PS3 streaming via Gaikai on PS4 is coming to the US in 2014. But there seems to be a holdup with regards to Europe, and Sony isn't committing to when the service will be available here. Can you explain why there is an issue in Europe? What is it that makes it different to the US?
Fergal Gara: It's exciting and embryonic technology, and we expect it to play an important part in our future, but it's early days. So to say, right, here we go, bang, at global launch it's perfect, we know we got it right, would be pretty presumptuous at this stage with such nascent technology.
So if you're going to bring something to market, slowly test it, evolve it, change it, pick the market where the technology and infrastructure is best suited. The US ticks those boxes. That's where the guys are and that's where the broadband is most consistent and most ready and willing.
But we know and expect it will be exciting and revolutionary. So the time to mature the product and take it global will follow. We'll see what the pace of adoption is. We'll see what the feedback we get is, and therefore how much work needs to be done.
I take great assurance that it's on the radar. It shows how PlayStation is becoming more of a brand and a service than just a box. In 1995 we were a box. In 2013 we're a set of boxes that connect together in interesting ways. In 2015 we'll be with and without boxes and on many more multiple devices. That's appropriate to the brand and exciting.
So I don't think we should feel offended or put out. It'll grow and evolve from that launch. I expect it to be a relatively soft-ish launch, experimental, and we'll evolve it, and then think wider.
"I don't think anything about it is significantly rattling our confidence at this point in time."
Valve has announced SteamOS, Steam Machines and a new Steam Controller. It's making a play for the living room, which PlayStation inhabits. Is it a threat to PlayStation?
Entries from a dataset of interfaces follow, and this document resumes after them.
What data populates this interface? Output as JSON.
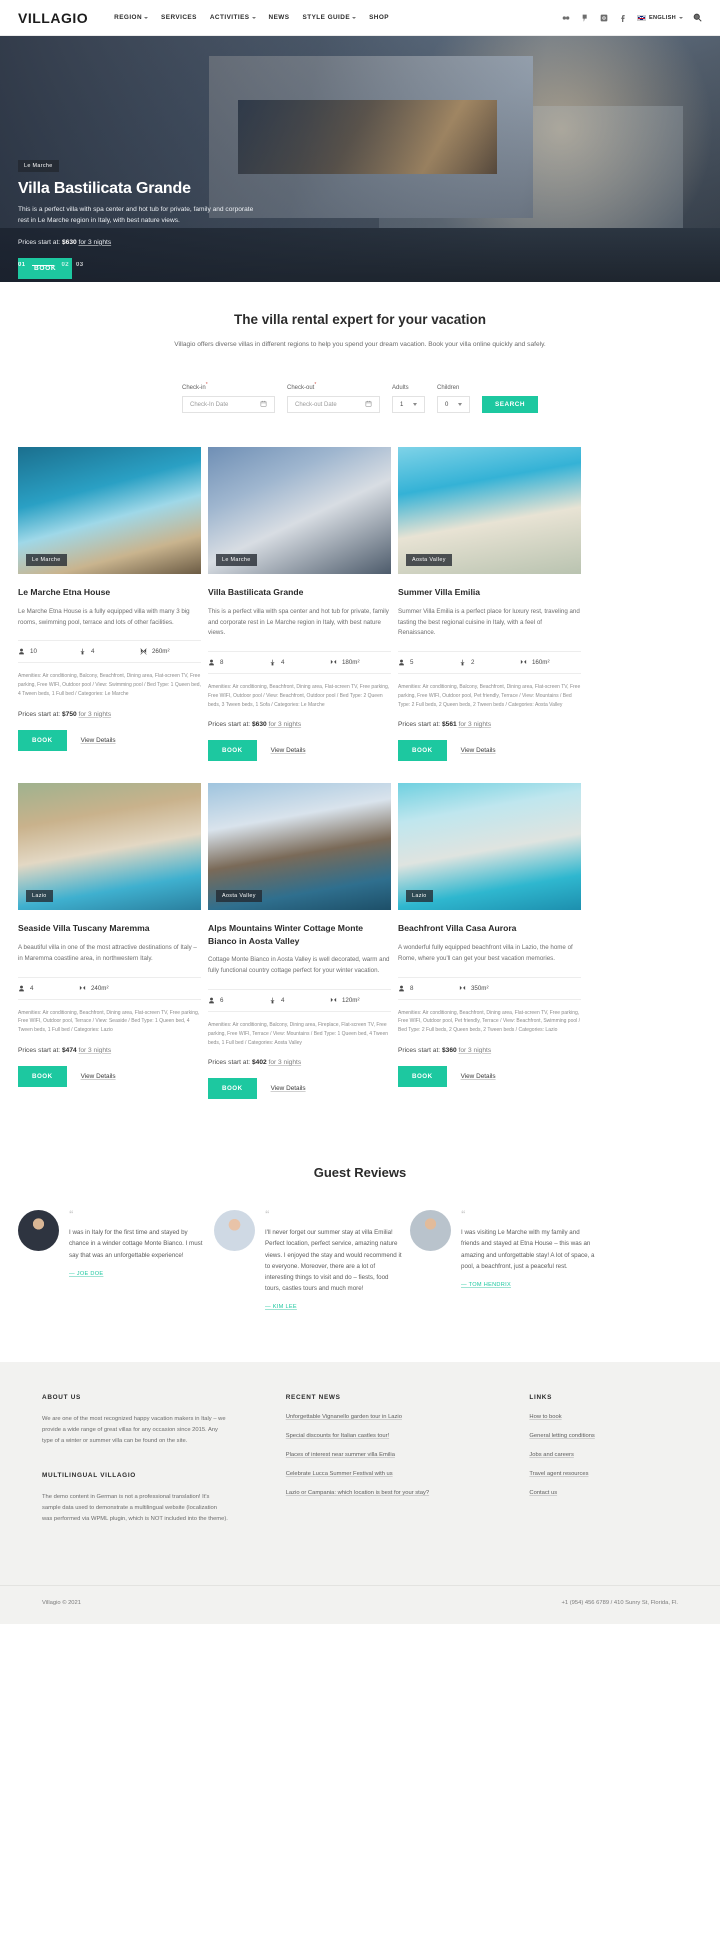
{
  "header": {
    "logo": "VILLAGIO",
    "nav": [
      {
        "label": "REGION",
        "caret": true
      },
      {
        "label": "SERVICES",
        "caret": false
      },
      {
        "label": "ACTIVITIES",
        "caret": true
      },
      {
        "label": "NEWS",
        "caret": false
      },
      {
        "label": "STYLE GUIDE",
        "caret": true
      },
      {
        "label": "SHOP",
        "caret": false
      }
    ],
    "social": [
      "flickr-icon",
      "pinterest-icon",
      "instagram-icon",
      "facebook-icon"
    ],
    "language": "ENGLISH",
    "search_icon": "search-icon"
  },
  "hero": {
    "tag": "Le Marche",
    "title": "Villa Bastilicata Grande",
    "description": "This is a perfect villa with spa center and hot tub for private, family and corporate rest in Le Marche region in Italy, with best nature views.",
    "price_prefix": "Prices start at:",
    "price": "$630",
    "price_suffix": "for 3 nights",
    "book_label": "BOOK",
    "slides": [
      "01",
      "02",
      "03"
    ]
  },
  "search": {
    "title": "The villa rental expert for your vacation",
    "subtitle": "Villagio offers diverse  villas in different regions to help you spend your dream vacation. Book your villa online quickly and safely.",
    "checkin_label": "Check-in",
    "checkin_placeholder": "Check-In Date",
    "checkout_label": "Check-out",
    "checkout_placeholder": "Check-out Date",
    "adults_label": "Adults",
    "adults_value": "1",
    "children_label": "Children",
    "children_value": "0",
    "button": "SEARCH"
  },
  "cards_common": {
    "price_prefix": "Prices start at:",
    "price_suffix": "for 3 nights",
    "book_label": "BOOK",
    "details_label": "View Details"
  },
  "cards": [
    {
      "tag": "Le Marche",
      "title": "Le Marche Etna House",
      "desc": "Le Marche Etna House is a fully equipped villa with many 3 big rooms, swimming pool, terrace and lots of other facilities.",
      "guests": "10",
      "beds": "4",
      "area": "260m²",
      "amenities": "Amenities: Air conditioning, Balcony, Beachfront, Dining area, Flat-screen TV, Free parking, Free WIFI, Outdoor pool  / View: Swimming pool  / Bed Type: 1 Queen bed, 4 Tween beds, 1 Full bed  / Categories: Le Marche",
      "price": "$750"
    },
    {
      "tag": "Le Marche",
      "title": "Villa Bastilicata Grande",
      "desc": "This is a perfect villa with spa center and hot tub for private, family and corporate rest in Le Marche region in Italy, with best nature views.",
      "guests": "8",
      "beds": "4",
      "area": "180m²",
      "amenities": "Amenities: Air conditioning, Beachfront, Dining area, Flat-screen TV, Free parking, Free WIFI, Outdoor pool  / View: Beachfront, Outdoor pool  / Bed Type: 2 Queen beds, 3 Tween beds, 1 Sofa  / Categories: Le Marche",
      "price": "$630"
    },
    {
      "tag": "Aosta Valley",
      "title": "Summer Villa Emilia",
      "desc": "Summer Villa Emilia is a perfect place for luxury rest, traveling and tasting the best regional cuisine in Italy, with a feel of Renaissance.",
      "guests": "5",
      "beds": "2",
      "area": "160m²",
      "amenities": "Amenities: Air conditioning, Balcony, Beachfront, Dining area, Flat-screen TV, Free parking, Free WIFI, Outdoor pool, Pet friendly, Terrace  / View: Mountains  / Bed Type: 2 Full beds, 2 Queen beds, 2 Tween beds  / Categories: Aosta Valley",
      "price": "$561"
    },
    {
      "tag": "Lazio",
      "title": "Seaside Villa Tuscany Maremma",
      "desc": "A beautiful villa in one of the most attractive destinations of Italy – in Maremma coastline area, in northwestern Italy.",
      "guests": "4",
      "beds": "",
      "area": "240m²",
      "amenities": "Amenities: Air conditioning, Beachfront, Dining area, Flat-screen TV, Free parking, Free WIFI, Outdoor pool, Terrace  / View: Seaside  / Bed Type: 1 Queen bed, 4 Tween beds, 1 Full bed  / Categories: Lazio",
      "price": "$474"
    },
    {
      "tag": "Aosta Valley",
      "title": "Alps Mountains Winter Cottage Monte Bianco in Aosta Valley",
      "desc": "Cottage Monte Bianco in Aosta Valley is well decorated, warm and fully functional country cottage perfect for your winter vacation.",
      "guests": "6",
      "beds": "4",
      "area": "120m²",
      "amenities": "Amenities: Air conditioning, Balcony, Dining area, Fireplace, Flat-screen TV, Free parking, Free WIFI, Terrace  / View: Mountains  / Bed Type: 1 Queen bed, 4 Tween beds, 1 Full bed  / Categories: Aosta Valley",
      "price": "$402"
    },
    {
      "tag": "Lazio",
      "title": "Beachfront Villa Casa Aurora",
      "desc": "A wonderful fully equipped beachfront villa in Lazio, the home of Rome, where you'll can get your best vacation memories.",
      "guests": "8",
      "beds": "",
      "area": "350m²",
      "amenities": "Amenities: Air conditioning, Beachfront, Dining area, Flat-screen TV, Free parking, Free WIFI, Outdoor pool, Pet friendly, Terrace  / View: Beachfront, Swimming pool  / Bed Type: 2 Full beds, 2 Queen beds, 2 Tween beds  / Categories: Lazio",
      "price": "$360"
    }
  ],
  "reviews": {
    "title": "Guest Reviews",
    "items": [
      {
        "text": "I was in Italy for the first time and stayed by chance in a winder cottage Monte Bianco. I must say that was an unforgettable experience!",
        "author": "— JOE DOE"
      },
      {
        "text": "I'll never forget our summer stay at villa Emilia! Perfect location, perfect service, amazing nature views. I enjoyed the stay and would recommend it to everyone. Moreover, there are a lot of interesting things to visit and do – fiests, food tours, castles tours and much more!",
        "author": "— KIM LEE"
      },
      {
        "text": "I was visiting Le Marche with my family and friends and stayed at  Etna House – this was an amazing and unforgettable stay! A lot of space, a pool, a beachfront, just a peaceful rest.",
        "author": "— TOM HENDRIX"
      }
    ]
  },
  "footer": {
    "about_head": "ABOUT US",
    "about_body": "We are one of the most recognized happy vacation makers in Italy – we provide a wide range of great villas for any occasion since 2015. Any type of a winter or summer villa can be found on the site.",
    "multi_head": "MULTILINGUAL VILLAGIO",
    "multi_body": "The demo content in German is not a professional translation! It's sample data used to demonstrate a multilingual website (localization was performed via WPML plugin, which is NOT included into the theme).",
    "news_head": "RECENT NEWS",
    "news": [
      "Unforgettable Vignanello garden tour in Lazio",
      "Special discounts for Italian castles tour!",
      "Places of interest near summer villa Emilia",
      "Celebrate Lucca Summer Festival with us",
      "Lazio or Campania: which location is best for your stay?"
    ],
    "links_head": "LINKS",
    "links": [
      "How to book",
      "General letting conditions",
      "Jobs and careers",
      "Travel agent resources",
      "Contact us"
    ],
    "copyright": "Villagio © 2021",
    "contact": "+1 (954) 456 6789  /  410 Sunry St, Florida, Fl."
  }
}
Fergal Gara: In this market you've always got to expect some broadside disruptive technologies to come along, and it seems like a potentially good example of that. I haven't had a chance to study it in much detail. What I would say is, I don't think anything about it is significantly rattling our confidence at this point in time and what we're doing as PlayStation. We have to keep an eye on Valve and many other competitors.
We can't afford to ignore it. Steam is arguably the pre-eminent digital download service for gaming. So we'll watch it.